■ **Exercise material**
■ ■ ■ ■

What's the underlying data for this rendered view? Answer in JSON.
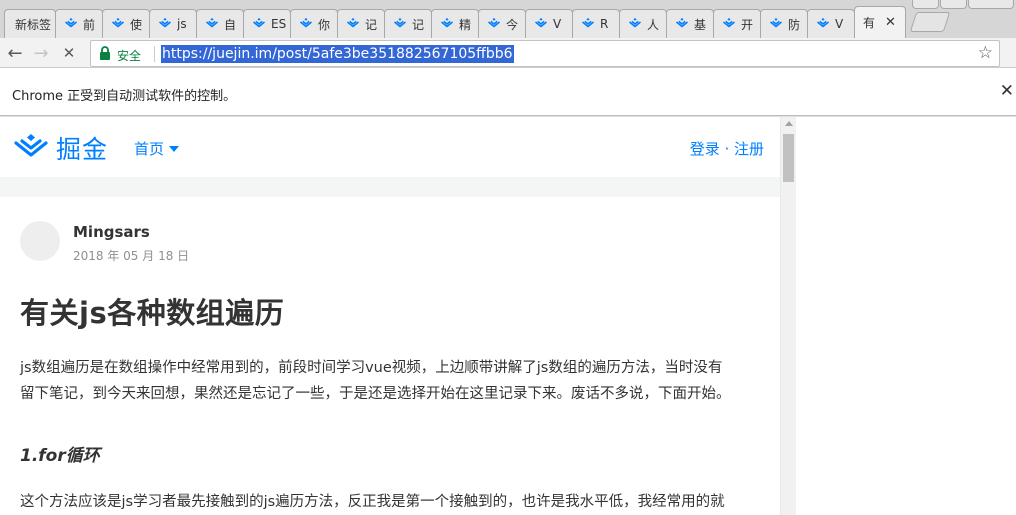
{
  "browser": {
    "tabs": [
      {
        "title": "新标签",
        "favicon": "none"
      },
      {
        "title": "前",
        "favicon": "juejin-icon"
      },
      {
        "title": "使",
        "favicon": "juejin-icon"
      },
      {
        "title": "js",
        "favicon": "juejin-icon"
      },
      {
        "title": "自",
        "favicon": "juejin-icon"
      },
      {
        "title": "ES",
        "favicon": "juejin-icon"
      },
      {
        "title": "你",
        "favicon": "juejin-icon"
      },
      {
        "title": "记",
        "favicon": "juejin-icon"
      },
      {
        "title": "记",
        "favicon": "juejin-icon"
      },
      {
        "title": "精",
        "favicon": "juejin-icon"
      },
      {
        "title": "今",
        "favicon": "juejin-icon"
      },
      {
        "title": "V",
        "favicon": "juejin-icon"
      },
      {
        "title": "R",
        "favicon": "juejin-icon"
      },
      {
        "title": "人",
        "favicon": "juejin-icon"
      },
      {
        "title": "基",
        "favicon": "juejin-icon"
      },
      {
        "title": "开",
        "favicon": "juejin-icon"
      },
      {
        "title": "防",
        "favicon": "juejin-icon"
      },
      {
        "title": "V",
        "favicon": "juejin-icon"
      }
    ],
    "active_tab": {
      "title": "有",
      "close": "✕"
    },
    "nav": {
      "back": "←",
      "forward": "→",
      "reload": "✕"
    },
    "omnibox": {
      "secure_label": "安全",
      "url": "https://juejin.im/post/5afe3be351882567105ffbb6",
      "bookmark": "☆"
    },
    "infobar": {
      "message": "Chrome 正受到自动测试软件的控制。",
      "close": "✕"
    },
    "accent_color": "#3367d6"
  },
  "site": {
    "logo_text": "掘金",
    "nav_home": "首页",
    "auth": "登录 · 注册",
    "brand_color": "#007fff"
  },
  "article": {
    "author": "Mingsars",
    "date": "2018 年 05 月 18 日",
    "title": "有关js各种数组遍历",
    "para1_line1": "js数组遍历是在数组操作中经常用到的，前段时间学习vue视频，上边顺带讲解了js数组的遍历方法，当时没有",
    "para1_line2": "留下笔记，到今天来回想，果然还是忘记了一些，于是还是选择开始在这里记录下来。废话不多说，下面开始。",
    "heading": "1.for循环",
    "para2": "这个方法应该是js学习者最先接触到的js遍历方法，反正我是第一个接触到的，也许是我水平低，我经常用的就"
  }
}
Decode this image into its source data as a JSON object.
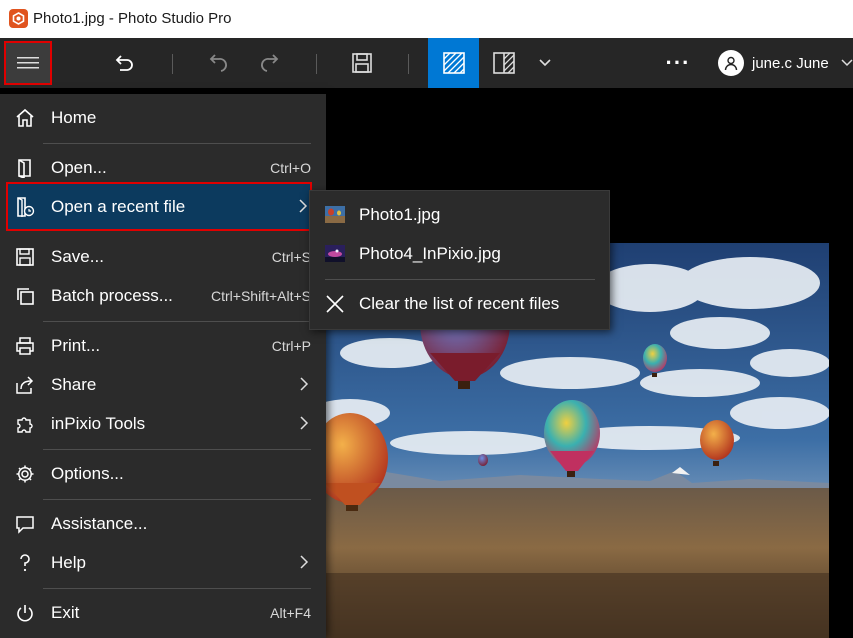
{
  "window": {
    "title": "Photo1.jpg - Photo Studio Pro"
  },
  "toolbar": {
    "icons": [
      "menu-icon",
      "undo-all-icon",
      "undo-icon",
      "redo-icon",
      "save-icon",
      "single-view-icon",
      "compare-view-icon",
      "chevron-down-icon",
      "more-icon"
    ],
    "more_label": "···",
    "user_name": "june.c June",
    "accent": "#0078d4"
  },
  "menu": {
    "items": [
      {
        "label": "Home",
        "shortcut": "",
        "icon": "home-icon"
      },
      {
        "label": "Open...",
        "shortcut": "Ctrl+O",
        "icon": "open-icon"
      },
      {
        "label": "Open a recent file",
        "shortcut": "",
        "icon": "recent-file-icon"
      },
      {
        "label": "Save...",
        "shortcut": "Ctrl+S",
        "icon": "save-icon"
      },
      {
        "label": "Batch process...",
        "shortcut": "Ctrl+Shift+Alt+S",
        "icon": "batch-icon"
      },
      {
        "label": "Print...",
        "shortcut": "Ctrl+P",
        "icon": "print-icon"
      },
      {
        "label": "Share",
        "shortcut": "",
        "icon": "share-icon"
      },
      {
        "label": "inPixio Tools",
        "shortcut": "",
        "icon": "puzzle-icon"
      },
      {
        "label": "Options...",
        "shortcut": "",
        "icon": "gear-icon"
      },
      {
        "label": "Assistance...",
        "shortcut": "",
        "icon": "chat-icon"
      },
      {
        "label": "Help",
        "shortcut": "",
        "icon": "question-icon"
      },
      {
        "label": "Exit",
        "shortcut": "Alt+F4",
        "icon": "power-icon"
      }
    ]
  },
  "recent": {
    "files": [
      "Photo1.jpg",
      "Photo4_InPixio.jpg"
    ],
    "clear_label": "Clear the list of recent files"
  }
}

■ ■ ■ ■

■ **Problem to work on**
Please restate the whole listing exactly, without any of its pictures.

■ **Response to the exercise**
What's the underlying data for this rendered view? Answer in JSON.
{
  "browser": {
    "tabs": [
      {
        "title": "新标签",
        "favicon": "none"
      },
      {
        "title": "前",
        "favicon": "juejin-icon"
      },
      {
        "title": "使",
        "favicon": "juejin-icon"
      },
      {
        "title": "js",
        "favicon": "juejin-icon"
      },
      {
        "title": "自",
        "favicon": "juejin-icon"
      },
      {
        "title": "ES",
        "favicon": "juejin-icon"
      },
      {
        "title": "你",
        "favicon": "juejin-icon"
      },
      {
        "title": "记",
        "favicon": "juejin-icon"
      },
      {
        "title": "记",
        "favicon": "juejin-icon"
      },
      {
        "title": "精",
        "favicon": "juejin-icon"
      },
      {
        "title": "今",
        "favicon": "juejin-icon"
      },
      {
        "title": "V",
        "favicon": "juejin-icon"
      },
      {
        "title": "R",
        "favicon": "juejin-icon"
      },
      {
        "title": "人",
        "favicon": "juejin-icon"
      },
      {
        "title": "基",
        "favicon": "juejin-icon"
      },
      {
        "title": "开",
        "favicon": "juejin-icon"
      },
      {
        "title": "防",
        "favicon": "juejin-icon"
      },
      {
        "title": "V",
        "favicon": "juejin-icon"
      }
    ],
    "active_tab": {
      "title": "有",
      "close": "✕"
    },
    "nav": {
      "back": "←",
      "forward": "→",
      "reload": "✕"
    },
    "omnibox": {
      "secure_label": "安全",
      "url": "https://juejin.im/post/5afe3be351882567105ffbb6",
      "bookmark": "☆"
    },
    "infobar": {
      "message": "Chrome 正受到自动测试软件的控制。",
      "close": "✕"
    },
    "accent_color": "#3367d6"
  },
  "site": {
    "logo_text": "掘金",
    "nav_home": "首页",
    "auth": "登录 · 注册",
    "brand_color": "#007fff"
  },
  "article": {
    "author": "Mingsars",
    "date": "2018 年 05 月 18 日",
    "title": "有关js各种数组遍历",
    "para1_line1": "js数组遍历是在数组操作中经常用到的，前段时间学习vue视频，上边顺带讲解了js数组的遍历方法，当时没有",
    "para1_line2": "留下笔记，到今天来回想，果然还是忘记了一些，于是还是选择开始在这里记录下来。废话不多说，下面开始。",
    "heading": "1.for循环",
    "para2": "这个方法应该是js学习者最先接触到的js遍历方法，反正我是第一个接触到的，也许是我水平低，我经常用的就"
  }
}
Decode this image into its source data as a JSON object.
{
  "window": {
    "title": "Photo1.jpg - Photo Studio Pro"
  },
  "toolbar": {
    "icons": [
      "menu-icon",
      "undo-all-icon",
      "undo-icon",
      "redo-icon",
      "save-icon",
      "single-view-icon",
      "compare-view-icon",
      "chevron-down-icon",
      "more-icon"
    ],
    "more_label": "···",
    "user_name": "june.c June",
    "accent": "#0078d4"
  },
  "menu": {
    "items": [
      {
        "label": "Home",
        "shortcut": "",
        "icon": "home-icon"
      },
      {
        "label": "Open...",
        "shortcut": "Ctrl+O",
        "icon": "open-icon"
      },
      {
        "label": "Open a recent file",
        "shortcut": "",
        "icon": "recent-file-icon"
      },
      {
        "label": "Save...",
        "shortcut": "Ctrl+S",
        "icon": "save-icon"
      },
      {
        "label": "Batch process...",
        "shortcut": "Ctrl+Shift+Alt+S",
        "icon": "batch-icon"
      },
      {
        "label": "Print...",
        "shortcut": "Ctrl+P",
        "icon": "print-icon"
      },
      {
        "label": "Share",
        "shortcut": "",
        "icon": "share-icon"
      },
      {
        "label": "inPixio Tools",
        "shortcut": "",
        "icon": "puzzle-icon"
      },
      {
        "label": "Options...",
        "shortcut": "",
        "icon": "gear-icon"
      },
      {
        "label": "Assistance...",
        "shortcut": "",
        "icon": "chat-icon"
      },
      {
        "label": "Help",
        "shortcut": "",
        "icon": "question-icon"
      },
      {
        "label": "Exit",
        "shortcut": "Alt+F4",
        "icon": "power-icon"
      }
    ]
  },
  "recent": {
    "files": [
      "Photo1.jpg",
      "Photo4_InPixio.jpg"
    ],
    "clear_label": "Clear the list of recent files"
  }
}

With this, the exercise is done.